scroll down for download options
We provide a comprehensive view of widening income inequality in the United States contrasting conditions since 1980 with those in earlier postwar years. We argue that the income distribution in each period was strongly shaped by a set of economic institutions. The early postwar years were dominated by unions, a negotiating framework set in the Treaty of Detroit, progressive taxes, and a high minimum wage – all parts of a general government effort to broadly distribute the gains from growth. More recent years have been characterized by reversals in all these dimensions in an institutional pattern known as the Washington Consensus. Other explanations for income disparities including skill-biased technical change and international trade are seen as factors operating within this broader institutional story.
Source: Olivia Golden, Pamela Winston, Gregory Acs, Ajay Chaudry, Urban Institute, Paper 7, June 12, 2007
This paper for the Charles Stewart Mott Foundation conceptualizes a framework for a new safety net for low-income working families that is rooted in their most essential needs. It is organized around five key goals:
1. enabling parents to meet their family’s needs while working in lower-wage jobs,
2. helping families weather gaps in parental employment,
3. supporting parents’ job advancement,
4. helping parents combine work and child-rearing, and
5. improving children’s well-being and development.
The paper describes these families’ circumstances, discusses gaps in current safety-net programs, and explores possible alternative approaches to meeting families’ most pressing needs.
Source: Perspectives 2007, Deloitte Touche Tohmatsu, June 2007
The Global Public Sector annual report, “Perspectives 2007,” outlines the incredibly diverse needs of 21st century citizens and the challenges facing governments today. At every level of government, from basic infrastructure to technological advancement, constituents are demanding public service evolution.
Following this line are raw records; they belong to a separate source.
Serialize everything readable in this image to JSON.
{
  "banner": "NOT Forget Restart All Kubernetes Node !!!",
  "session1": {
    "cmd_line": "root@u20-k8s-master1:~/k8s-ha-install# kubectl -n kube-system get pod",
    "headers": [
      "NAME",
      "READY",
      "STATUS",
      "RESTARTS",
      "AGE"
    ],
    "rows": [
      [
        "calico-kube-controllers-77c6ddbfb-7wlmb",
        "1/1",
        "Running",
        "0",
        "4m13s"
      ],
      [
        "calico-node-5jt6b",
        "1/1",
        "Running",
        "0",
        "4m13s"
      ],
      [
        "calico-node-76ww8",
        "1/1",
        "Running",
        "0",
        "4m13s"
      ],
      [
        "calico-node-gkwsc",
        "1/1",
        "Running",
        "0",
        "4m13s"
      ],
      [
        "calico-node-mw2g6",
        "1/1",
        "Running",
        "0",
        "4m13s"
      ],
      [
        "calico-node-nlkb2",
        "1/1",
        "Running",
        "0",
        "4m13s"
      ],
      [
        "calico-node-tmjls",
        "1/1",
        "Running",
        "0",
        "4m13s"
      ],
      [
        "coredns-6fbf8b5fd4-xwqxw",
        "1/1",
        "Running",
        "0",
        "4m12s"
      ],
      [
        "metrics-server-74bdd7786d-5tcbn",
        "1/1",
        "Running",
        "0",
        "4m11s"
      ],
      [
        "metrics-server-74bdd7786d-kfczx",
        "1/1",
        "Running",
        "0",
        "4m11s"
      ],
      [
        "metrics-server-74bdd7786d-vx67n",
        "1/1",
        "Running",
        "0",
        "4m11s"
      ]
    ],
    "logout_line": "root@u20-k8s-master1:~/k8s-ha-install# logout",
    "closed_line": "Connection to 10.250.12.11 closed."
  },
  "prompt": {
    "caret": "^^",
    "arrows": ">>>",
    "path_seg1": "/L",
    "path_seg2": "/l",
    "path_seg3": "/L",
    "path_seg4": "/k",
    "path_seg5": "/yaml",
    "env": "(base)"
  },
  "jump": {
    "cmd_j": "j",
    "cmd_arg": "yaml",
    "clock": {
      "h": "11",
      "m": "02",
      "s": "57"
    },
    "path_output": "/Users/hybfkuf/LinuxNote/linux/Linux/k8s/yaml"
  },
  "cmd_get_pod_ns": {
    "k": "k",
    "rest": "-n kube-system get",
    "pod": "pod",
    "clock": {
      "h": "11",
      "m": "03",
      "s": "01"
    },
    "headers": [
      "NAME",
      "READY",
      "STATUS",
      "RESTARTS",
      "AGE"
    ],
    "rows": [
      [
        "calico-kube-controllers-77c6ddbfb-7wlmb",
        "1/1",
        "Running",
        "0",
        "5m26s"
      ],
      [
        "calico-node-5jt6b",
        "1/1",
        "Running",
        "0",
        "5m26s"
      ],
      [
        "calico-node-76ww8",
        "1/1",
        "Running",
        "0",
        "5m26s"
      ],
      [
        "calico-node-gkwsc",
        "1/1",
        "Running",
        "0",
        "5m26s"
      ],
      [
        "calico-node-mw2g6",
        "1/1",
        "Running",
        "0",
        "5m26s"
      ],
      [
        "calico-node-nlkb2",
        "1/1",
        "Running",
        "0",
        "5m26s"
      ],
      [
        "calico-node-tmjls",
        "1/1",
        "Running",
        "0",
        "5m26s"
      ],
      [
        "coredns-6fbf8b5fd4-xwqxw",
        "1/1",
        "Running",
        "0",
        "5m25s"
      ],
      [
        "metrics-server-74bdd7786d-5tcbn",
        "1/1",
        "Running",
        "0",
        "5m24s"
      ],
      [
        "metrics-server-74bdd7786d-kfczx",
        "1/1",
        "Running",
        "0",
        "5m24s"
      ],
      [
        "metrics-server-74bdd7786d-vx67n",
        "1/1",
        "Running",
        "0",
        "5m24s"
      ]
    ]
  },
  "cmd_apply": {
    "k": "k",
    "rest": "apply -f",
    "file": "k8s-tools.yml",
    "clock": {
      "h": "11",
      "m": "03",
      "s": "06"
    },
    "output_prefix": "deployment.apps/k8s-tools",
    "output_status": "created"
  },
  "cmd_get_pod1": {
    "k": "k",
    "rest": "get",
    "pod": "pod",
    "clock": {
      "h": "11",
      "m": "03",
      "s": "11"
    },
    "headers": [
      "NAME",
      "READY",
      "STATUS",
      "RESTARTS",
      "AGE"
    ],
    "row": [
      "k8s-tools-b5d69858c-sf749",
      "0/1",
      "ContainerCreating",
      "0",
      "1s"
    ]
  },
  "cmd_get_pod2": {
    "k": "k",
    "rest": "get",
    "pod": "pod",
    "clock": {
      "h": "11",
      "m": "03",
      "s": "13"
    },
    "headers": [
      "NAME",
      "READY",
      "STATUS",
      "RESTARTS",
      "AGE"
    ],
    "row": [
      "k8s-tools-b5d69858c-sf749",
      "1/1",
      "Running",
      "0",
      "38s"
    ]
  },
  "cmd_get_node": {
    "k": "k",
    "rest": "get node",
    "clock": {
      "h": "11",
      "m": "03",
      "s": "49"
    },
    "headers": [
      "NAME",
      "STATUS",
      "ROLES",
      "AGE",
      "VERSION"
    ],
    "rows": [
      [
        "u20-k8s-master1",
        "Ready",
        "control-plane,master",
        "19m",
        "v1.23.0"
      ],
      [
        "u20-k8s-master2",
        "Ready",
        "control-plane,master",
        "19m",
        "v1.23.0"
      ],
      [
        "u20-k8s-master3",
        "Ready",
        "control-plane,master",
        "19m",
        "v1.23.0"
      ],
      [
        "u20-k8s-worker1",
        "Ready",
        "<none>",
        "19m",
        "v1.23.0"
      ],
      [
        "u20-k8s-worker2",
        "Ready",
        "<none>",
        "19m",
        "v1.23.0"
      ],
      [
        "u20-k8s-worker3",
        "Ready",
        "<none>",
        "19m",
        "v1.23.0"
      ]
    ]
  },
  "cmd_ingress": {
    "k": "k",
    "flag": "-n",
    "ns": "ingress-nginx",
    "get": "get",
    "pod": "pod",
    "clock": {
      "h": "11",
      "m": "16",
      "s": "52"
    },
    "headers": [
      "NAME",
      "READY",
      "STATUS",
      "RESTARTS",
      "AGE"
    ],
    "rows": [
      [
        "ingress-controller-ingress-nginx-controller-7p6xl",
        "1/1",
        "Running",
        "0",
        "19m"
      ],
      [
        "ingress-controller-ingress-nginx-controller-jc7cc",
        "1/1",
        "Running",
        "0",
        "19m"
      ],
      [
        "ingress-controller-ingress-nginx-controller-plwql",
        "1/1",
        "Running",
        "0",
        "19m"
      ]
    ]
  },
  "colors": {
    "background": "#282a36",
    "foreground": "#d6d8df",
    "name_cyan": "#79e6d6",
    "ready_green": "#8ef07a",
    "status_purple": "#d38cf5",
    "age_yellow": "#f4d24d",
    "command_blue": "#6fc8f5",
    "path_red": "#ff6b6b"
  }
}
This report observes the ever-changing obstacles of governments at the many different levels where they touch citizens’ lives and offers examples of lessons learned executing solutions to these challenges.
From providing food and water, to securing trade and encouraging participation in the global community, governments are relying more and more on the input of citizens. By taking technological advancements and innovation in the private sector and coupling it with a more distributive approach, governments have an opportunity to respond to the changing demands of the population.
Source: Laurence J. Kotlikoff and David S. Rapson, National Center for Policy Analysis, NCPA Study No. 298, June, 2007
Does it pay to save? The answer is often no. In fact, penalties for saving are astronomical for some households, particularly young, single-parent and lower-income families. But these are the very people who need the strongest incentives to save for retirement.
Determining the effective marginal tax on additional saving is difficult because of the complexity of the tax code and the interaction of different government tax and transfer programs (such as food stamps) that are limited to households below certain income and asset ceilings. Saving and wealth accumulation can put a family over an asset limit and cost thousands of dollars in lost benefits.
To calculate the effective marginal tax on saving, this study uses financial planning software that carefully determines tax and transfer payments at each stage of a person’s life, based in part on economic choices they make in prior periods. The model assumes people try to even out consumption over their lifetimes.
The results: For single parents with two children, effective marginal taxes on savings are regressive – lower-income households pay higher rates than high-income households.
+ Full Report